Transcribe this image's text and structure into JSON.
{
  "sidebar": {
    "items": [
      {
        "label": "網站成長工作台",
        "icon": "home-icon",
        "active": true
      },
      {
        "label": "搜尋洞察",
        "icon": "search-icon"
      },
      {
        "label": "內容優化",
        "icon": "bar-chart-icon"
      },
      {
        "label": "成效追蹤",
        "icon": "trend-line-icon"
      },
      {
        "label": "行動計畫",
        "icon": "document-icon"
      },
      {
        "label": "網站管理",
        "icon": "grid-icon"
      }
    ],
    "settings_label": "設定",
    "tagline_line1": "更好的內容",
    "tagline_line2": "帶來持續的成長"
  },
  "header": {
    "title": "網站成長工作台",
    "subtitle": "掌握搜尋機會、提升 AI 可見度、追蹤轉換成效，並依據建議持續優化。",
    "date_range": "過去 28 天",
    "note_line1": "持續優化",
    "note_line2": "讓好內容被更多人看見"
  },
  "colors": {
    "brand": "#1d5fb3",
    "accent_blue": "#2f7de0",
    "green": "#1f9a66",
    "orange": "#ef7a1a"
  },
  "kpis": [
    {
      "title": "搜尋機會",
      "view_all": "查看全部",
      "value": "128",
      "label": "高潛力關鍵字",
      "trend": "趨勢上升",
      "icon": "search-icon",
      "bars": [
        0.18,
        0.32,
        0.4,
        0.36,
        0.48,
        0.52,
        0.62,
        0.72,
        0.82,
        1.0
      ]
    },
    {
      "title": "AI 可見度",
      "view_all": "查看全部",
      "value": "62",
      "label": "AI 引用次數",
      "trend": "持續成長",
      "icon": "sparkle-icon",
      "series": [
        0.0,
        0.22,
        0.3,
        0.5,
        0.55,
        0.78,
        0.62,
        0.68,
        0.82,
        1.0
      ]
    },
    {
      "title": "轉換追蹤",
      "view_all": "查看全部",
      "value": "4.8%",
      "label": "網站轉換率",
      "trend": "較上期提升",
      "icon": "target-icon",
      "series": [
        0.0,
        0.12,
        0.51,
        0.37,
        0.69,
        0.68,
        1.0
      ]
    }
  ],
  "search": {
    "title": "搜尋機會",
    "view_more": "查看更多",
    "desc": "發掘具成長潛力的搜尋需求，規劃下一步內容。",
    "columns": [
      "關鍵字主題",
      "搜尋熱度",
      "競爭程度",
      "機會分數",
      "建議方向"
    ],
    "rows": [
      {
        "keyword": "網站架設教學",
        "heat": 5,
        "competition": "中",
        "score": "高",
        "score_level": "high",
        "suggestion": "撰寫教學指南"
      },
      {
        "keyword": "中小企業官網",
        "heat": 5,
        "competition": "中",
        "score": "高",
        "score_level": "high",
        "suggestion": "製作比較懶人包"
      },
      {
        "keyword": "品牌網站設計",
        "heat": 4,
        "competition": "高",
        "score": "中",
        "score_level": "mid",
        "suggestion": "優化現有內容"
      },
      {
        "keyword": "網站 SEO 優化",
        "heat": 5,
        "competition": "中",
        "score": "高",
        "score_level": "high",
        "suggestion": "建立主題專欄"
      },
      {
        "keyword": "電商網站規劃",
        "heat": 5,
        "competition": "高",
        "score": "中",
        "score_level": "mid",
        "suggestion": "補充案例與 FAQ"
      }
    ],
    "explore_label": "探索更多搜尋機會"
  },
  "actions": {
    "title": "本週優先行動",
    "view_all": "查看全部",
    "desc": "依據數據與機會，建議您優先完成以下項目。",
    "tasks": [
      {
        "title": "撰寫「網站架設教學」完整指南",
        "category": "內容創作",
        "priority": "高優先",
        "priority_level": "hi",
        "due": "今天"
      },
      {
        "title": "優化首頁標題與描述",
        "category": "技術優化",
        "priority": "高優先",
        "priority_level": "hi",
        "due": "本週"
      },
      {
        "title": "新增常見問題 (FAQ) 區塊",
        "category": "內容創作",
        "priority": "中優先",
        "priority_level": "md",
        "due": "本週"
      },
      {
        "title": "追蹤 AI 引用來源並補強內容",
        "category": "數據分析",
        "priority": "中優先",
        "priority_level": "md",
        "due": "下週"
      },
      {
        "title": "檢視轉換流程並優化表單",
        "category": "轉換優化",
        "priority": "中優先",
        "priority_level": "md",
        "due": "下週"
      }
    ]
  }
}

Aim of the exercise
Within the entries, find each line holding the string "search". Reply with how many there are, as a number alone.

Solution
3